I find that the respectable man, so called, has immediately drifted from his position, and despairs of his country, when his country has more reason to despair of him…
Oh for a man who is a man, and, as my neighbour used to say, has a bone in his back which you cannot pass your hand through! Our statistics are at fault: the population has been returned too large. How many men are there to a square thousand miles in this country?
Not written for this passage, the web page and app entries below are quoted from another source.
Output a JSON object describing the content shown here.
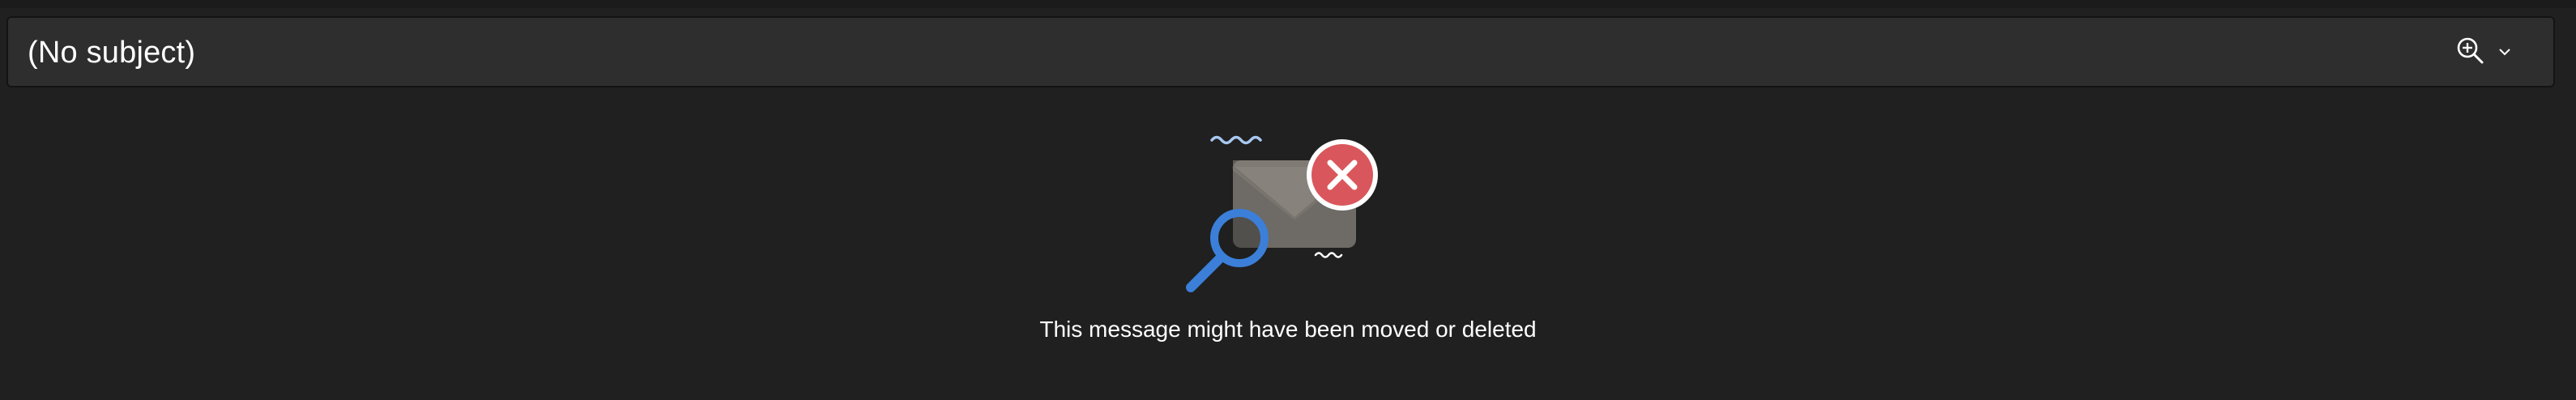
{
  "header": {
    "subject": "(No subject)",
    "zoom_icon": "zoom-in-icon",
    "dropdown_icon": "chevron-down-icon"
  },
  "empty_state": {
    "illustration": "envelope-missing-illustration",
    "message": "This message might have been moved or deleted"
  },
  "colors": {
    "background": "#202020",
    "header_background": "#2e2e2e",
    "text": "#ffffff",
    "error_badge": "#d9575c",
    "magnifier": "#3b7fd9",
    "envelope": "#706c66",
    "squiggle": "#a8c8f0"
  }
}
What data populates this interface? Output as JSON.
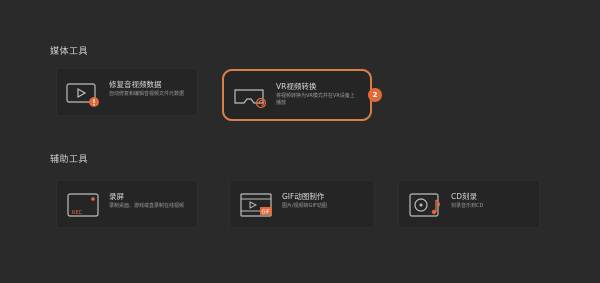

Hardly one.1

The Statistics Act 1999 is concerned with more than just the population census (although that does feature as an important purpose of the statute). The Act falls under the authority of the Minister of Finance, but the Statistician-General administers the Act. He is also the accounting officer for Statistics South Africa, which is the statutory body responsible for collating and compiling statistics, and the data necessary to assist organs of state, businesses, other organisations – and the public in general – in their planning, decision-making, monitoring and assessment of policies, decisions and other actions.

A. Officers of Statistics South Africa

  1. Any officer of Statistics South Africa who, in the course of his employment, makes any false declaration, statement or return is guilty of an offence.2

  2. It is a crime for an officer to obtain (or seek to obtain) information that he is not authorised to obtain, or put to any person a question which he is not authorised to ask.3

  3. It is a crime for an officer to ask of, or receive, or take from anybody any payment or reward in connection with his employment (other than his salary, of course).4

  4. If an officer discloses any data or information obtained in the course of employment to a person not authorised to receive that information, he commits an offence.5

  5. If an officer uses information obtained in the course of his employment for the purpose of speculating in shares, or in any goods or services, before its release is authorised by the Statistician-General he will be guilty of an offence.6

B. Impersonation

  1. Any person who impersonates an officer of Statistics South Africa for the purpose of obtaining information from any person or body is guilty of an offence.7

  2. It is also a crime8 to represent that you are:

    • entering land or premises with authority for the purpose of making enquiries or observations necessary for achieving the purpose of the Act;9 or
    • putting a question to someone in the performance of official functions, when you are not an officer of Statistics South Africa and duly authorised to do so.10

C. Obstruction

  1. It is a crime to refuse the Statistician-General, or any authorised officer of Statistics South Africa, entry onto any land or into any premises.11

  2. It is a crime to refuse to permit the Statistician-General, or an authorised officer, to inspect anything on land or in any premises.12

  3. It is a crime to obstruct the Statistician-General, or any officer, in the exercise of a power or the performance of a duty in terms of the Act.13

D. Supplying information

  1. Any individual (other than an employee of an organ of state), business or other organisation that:
    • fails to answer a question officially put to him;14
    • furnishes an answer to such a question which is false or misleading in any material respect;15
    • fails to furnish information or sign a declaration officially required of him;16
    • furnishes such information which is false or misleading in any material respect;17
    • incites any other person so to act,

    is guilty of an offence.18

  2. If after 14 days from the date of sentencing for any of the above offences, the information has still not been furnished, that individual, business or other organisation is guilty of a further offence.19

E. Confidentiality

  1. Any person who discloses any information collected (from an individual, a household, an organ of state, a business or any other organisation) for official or other statistics-related purposes, commits an offence if such disclosure is not within an exemption allowed for in terms of the Act.20
  1. Extract from Henry David Thoreau’s work Civil Disobedience – Part 1 of 3. See Thoreau was a 19th century American author, naturalist, philosopher and abolitionist. The essay Civil Disobedience was an argument for individual resistance to civil government in moral opposition to an unjust state, which was later given far greater recognition following the lifelong pursuits for justice by Marthin Luther King, Jr. 

  2. Section 18(1)(a). 

  3. Section 18(1)(b) and (c). 

  4. Section 18(1)(d). 

  5. Section 18(1)(e). 

  6. Section 18(1)(f)(i) and (ii). 

  7. Section 18(2)(a). 

  8. Section 18(2)(b). 

  9. Section 15(1). 

  10. Section 16(1). 

  11. Section 18(3)(d)(i). 

  12. Section 18(3)(d)(ii). 

  13. Section 18(3)(e). 

  14. Section 18(3)(a). 

  15. Section 18(3)(a). 

  16. Section 18(3)(b). 

  17. Section 18(3)(b). 

  18. Section 18(3)(c). 

  19. Section 18(4)(b). 

  20. Section 17(1) read with 18(1)(g).